◆ Problem statement ◆
Print each line of the material again, keeping everything exact.

◆ Record extracts ◆
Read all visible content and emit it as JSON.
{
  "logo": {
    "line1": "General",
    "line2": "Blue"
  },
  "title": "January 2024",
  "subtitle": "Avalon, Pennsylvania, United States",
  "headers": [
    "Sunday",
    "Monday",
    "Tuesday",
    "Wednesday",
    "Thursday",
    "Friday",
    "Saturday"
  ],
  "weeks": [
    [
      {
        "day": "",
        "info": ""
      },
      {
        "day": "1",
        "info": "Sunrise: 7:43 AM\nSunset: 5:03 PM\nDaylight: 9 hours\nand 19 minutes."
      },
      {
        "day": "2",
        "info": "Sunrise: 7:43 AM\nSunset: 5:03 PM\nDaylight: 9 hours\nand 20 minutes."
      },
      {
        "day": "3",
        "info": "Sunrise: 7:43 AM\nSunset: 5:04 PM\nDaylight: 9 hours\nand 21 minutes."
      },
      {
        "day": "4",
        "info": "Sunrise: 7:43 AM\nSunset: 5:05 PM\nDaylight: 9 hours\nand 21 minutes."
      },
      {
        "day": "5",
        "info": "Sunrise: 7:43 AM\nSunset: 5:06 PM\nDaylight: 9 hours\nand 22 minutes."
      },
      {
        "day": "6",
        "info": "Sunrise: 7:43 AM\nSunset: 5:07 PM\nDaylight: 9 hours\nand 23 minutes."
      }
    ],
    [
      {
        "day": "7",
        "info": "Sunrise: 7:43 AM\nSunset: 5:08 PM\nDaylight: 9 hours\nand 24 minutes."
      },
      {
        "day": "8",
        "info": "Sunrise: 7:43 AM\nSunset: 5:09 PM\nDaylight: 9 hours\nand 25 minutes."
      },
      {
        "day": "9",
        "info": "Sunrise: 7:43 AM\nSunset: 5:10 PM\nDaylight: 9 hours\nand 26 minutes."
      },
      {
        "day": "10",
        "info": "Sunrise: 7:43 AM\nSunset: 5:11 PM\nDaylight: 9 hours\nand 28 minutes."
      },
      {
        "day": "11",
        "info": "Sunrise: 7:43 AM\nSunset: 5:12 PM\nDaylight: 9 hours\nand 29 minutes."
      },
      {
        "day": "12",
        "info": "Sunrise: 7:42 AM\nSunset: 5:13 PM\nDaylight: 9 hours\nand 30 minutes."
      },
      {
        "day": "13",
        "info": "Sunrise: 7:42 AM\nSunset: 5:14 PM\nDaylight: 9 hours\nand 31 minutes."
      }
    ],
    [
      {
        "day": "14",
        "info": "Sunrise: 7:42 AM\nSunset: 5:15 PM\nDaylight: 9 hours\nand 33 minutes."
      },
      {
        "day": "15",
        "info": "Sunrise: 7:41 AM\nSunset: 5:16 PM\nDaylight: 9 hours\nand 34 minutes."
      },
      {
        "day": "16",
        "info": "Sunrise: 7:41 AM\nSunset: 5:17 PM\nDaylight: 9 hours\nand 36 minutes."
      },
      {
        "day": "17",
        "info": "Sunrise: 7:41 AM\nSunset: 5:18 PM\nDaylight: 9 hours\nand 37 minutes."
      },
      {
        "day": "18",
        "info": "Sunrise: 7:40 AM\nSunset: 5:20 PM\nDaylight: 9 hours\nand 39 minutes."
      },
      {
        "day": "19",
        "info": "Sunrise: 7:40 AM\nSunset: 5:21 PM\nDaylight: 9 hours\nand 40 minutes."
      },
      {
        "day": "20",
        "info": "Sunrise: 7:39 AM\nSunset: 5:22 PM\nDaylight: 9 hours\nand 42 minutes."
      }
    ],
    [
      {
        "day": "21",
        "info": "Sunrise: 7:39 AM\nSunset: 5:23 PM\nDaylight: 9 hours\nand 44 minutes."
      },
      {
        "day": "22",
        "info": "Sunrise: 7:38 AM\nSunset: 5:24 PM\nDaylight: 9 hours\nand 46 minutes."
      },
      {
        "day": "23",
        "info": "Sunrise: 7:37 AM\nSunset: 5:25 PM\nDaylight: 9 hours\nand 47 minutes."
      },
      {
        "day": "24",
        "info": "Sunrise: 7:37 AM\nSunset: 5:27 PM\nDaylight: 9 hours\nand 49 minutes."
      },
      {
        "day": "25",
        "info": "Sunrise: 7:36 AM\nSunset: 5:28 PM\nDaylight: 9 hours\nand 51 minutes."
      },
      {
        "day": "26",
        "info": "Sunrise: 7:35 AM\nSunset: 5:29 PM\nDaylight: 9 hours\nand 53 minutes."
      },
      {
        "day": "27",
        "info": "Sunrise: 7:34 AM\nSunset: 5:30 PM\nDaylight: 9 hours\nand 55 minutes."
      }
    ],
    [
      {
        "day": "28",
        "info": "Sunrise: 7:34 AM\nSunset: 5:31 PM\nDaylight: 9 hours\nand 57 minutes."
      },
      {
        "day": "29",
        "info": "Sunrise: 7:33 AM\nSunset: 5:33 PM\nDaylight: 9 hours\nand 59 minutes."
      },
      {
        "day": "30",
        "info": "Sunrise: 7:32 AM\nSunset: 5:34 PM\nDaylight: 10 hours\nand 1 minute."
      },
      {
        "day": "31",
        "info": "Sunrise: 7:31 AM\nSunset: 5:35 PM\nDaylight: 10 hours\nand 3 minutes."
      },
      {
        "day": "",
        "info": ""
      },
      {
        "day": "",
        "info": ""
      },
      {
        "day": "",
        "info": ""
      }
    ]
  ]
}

◆ Exercise answer ◆
Read all visible content and emit it as JSON.
{
  "logo": {
    "line1": "General",
    "line2": "Blue"
  },
  "title": "January 2024",
  "subtitle": "Avalon, Pennsylvania, United States",
  "headers": [
    "Sunday",
    "Monday",
    "Tuesday",
    "Wednesday",
    "Thursday",
    "Friday",
    "Saturday"
  ],
  "weeks": [
    [
      {
        "day": "",
        "info": ""
      },
      {
        "day": "1",
        "info": "Sunrise: 7:43 AM\nSunset: 5:03 PM\nDaylight: 9 hours\nand 19 minutes."
      },
      {
        "day": "2",
        "info": "Sunrise: 7:43 AM\nSunset: 5:03 PM\nDaylight: 9 hours\nand 20 minutes."
      },
      {
        "day": "3",
        "info": "Sunrise: 7:43 AM\nSunset: 5:04 PM\nDaylight: 9 hours\nand 21 minutes."
      },
      {
        "day": "4",
        "info": "Sunrise: 7:43 AM\nSunset: 5:05 PM\nDaylight: 9 hours\nand 21 minutes."
      },
      {
        "day": "5",
        "info": "Sunrise: 7:43 AM\nSunset: 5:06 PM\nDaylight: 9 hours\nand 22 minutes."
      },
      {
        "day": "6",
        "info": "Sunrise: 7:43 AM\nSunset: 5:07 PM\nDaylight: 9 hours\nand 23 minutes."
      }
    ],
    [
      {
        "day": "7",
        "info": "Sunrise: 7:43 AM\nSunset: 5:08 PM\nDaylight: 9 hours\nand 24 minutes."
      },
      {
        "day": "8",
        "info": "Sunrise: 7:43 AM\nSunset: 5:09 PM\nDaylight: 9 hours\nand 25 minutes."
      },
      {
        "day": "9",
        "info": "Sunrise: 7:43 AM\nSunset: 5:10 PM\nDaylight: 9 hours\nand 26 minutes."
      },
      {
        "day": "10",
        "info": "Sunrise: 7:43 AM\nSunset: 5:11 PM\nDaylight: 9 hours\nand 28 minutes."
      },
      {
        "day": "11",
        "info": "Sunrise: 7:43 AM\nSunset: 5:12 PM\nDaylight: 9 hours\nand 29 minutes."
      },
      {
        "day": "12",
        "info": "Sunrise: 7:42 AM\nSunset: 5:13 PM\nDaylight: 9 hours\nand 30 minutes."
      },
      {
        "day": "13",
        "info": "Sunrise: 7:42 AM\nSunset: 5:14 PM\nDaylight: 9 hours\nand 31 minutes."
      }
    ],
    [
      {
        "day": "14",
        "info": "Sunrise: 7:42 AM\nSunset: 5:15 PM\nDaylight: 9 hours\nand 33 minutes."
      },
      {
        "day": "15",
        "info": "Sunrise: 7:41 AM\nSunset: 5:16 PM\nDaylight: 9 hours\nand 34 minutes."
      },
      {
        "day": "16",
        "info": "Sunrise: 7:41 AM\nSunset: 5:17 PM\nDaylight: 9 hours\nand 36 minutes."
      },
      {
        "day": "17",
        "info": "Sunrise: 7:41 AM\nSunset: 5:18 PM\nDaylight: 9 hours\nand 37 minutes."
      },
      {
        "day": "18",
        "info": "Sunrise: 7:40 AM\nSunset: 5:20 PM\nDaylight: 9 hours\nand 39 minutes."
      },
      {
        "day": "19",
        "info": "Sunrise: 7:40 AM\nSunset: 5:21 PM\nDaylight: 9 hours\nand 40 minutes."
      },
      {
        "day": "20",
        "info": "Sunrise: 7:39 AM\nSunset: 5:22 PM\nDaylight: 9 hours\nand 42 minutes."
      }
    ],
    [
      {
        "day": "21",
        "info": "Sunrise: 7:39 AM\nSunset: 5:23 PM\nDaylight: 9 hours\nand 44 minutes."
      },
      {
        "day": "22",
        "info": "Sunrise: 7:38 AM\nSunset: 5:24 PM\nDaylight: 9 hours\nand 46 minutes."
      },
      {
        "day": "23",
        "info": "Sunrise: 7:37 AM\nSunset: 5:25 PM\nDaylight: 9 hours\nand 47 minutes."
      },
      {
        "day": "24",
        "info": "Sunrise: 7:37 AM\nSunset: 5:27 PM\nDaylight: 9 hours\nand 49 minutes."
      },
      {
        "day": "25",
        "info": "Sunrise: 7:36 AM\nSunset: 5:28 PM\nDaylight: 9 hours\nand 51 minutes."
      },
      {
        "day": "26",
        "info": "Sunrise: 7:35 AM\nSunset: 5:29 PM\nDaylight: 9 hours\nand 53 minutes."
      },
      {
        "day": "27",
        "info": "Sunrise: 7:34 AM\nSunset: 5:30 PM\nDaylight: 9 hours\nand 55 minutes."
      }
    ],
    [
      {
        "day": "28",
        "info": "Sunrise: 7:34 AM\nSunset: 5:31 PM\nDaylight: 9 hours\nand 57 minutes."
      },
      {
        "day": "29",
        "info": "Sunrise: 7:33 AM\nSunset: 5:33 PM\nDaylight: 9 hours\nand 59 minutes."
      },
      {
        "day": "30",
        "info": "Sunrise: 7:32 AM\nSunset: 5:34 PM\nDaylight: 10 hours\nand 1 minute."
      },
      {
        "day": "31",
        "info": "Sunrise: 7:31 AM\nSunset: 5:35 PM\nDaylight: 10 hours\nand 3 minutes."
      },
      {
        "day": "",
        "info": ""
      },
      {
        "day": "",
        "info": ""
      },
      {
        "day": "",
        "info": ""
      }
    ]
  ]
}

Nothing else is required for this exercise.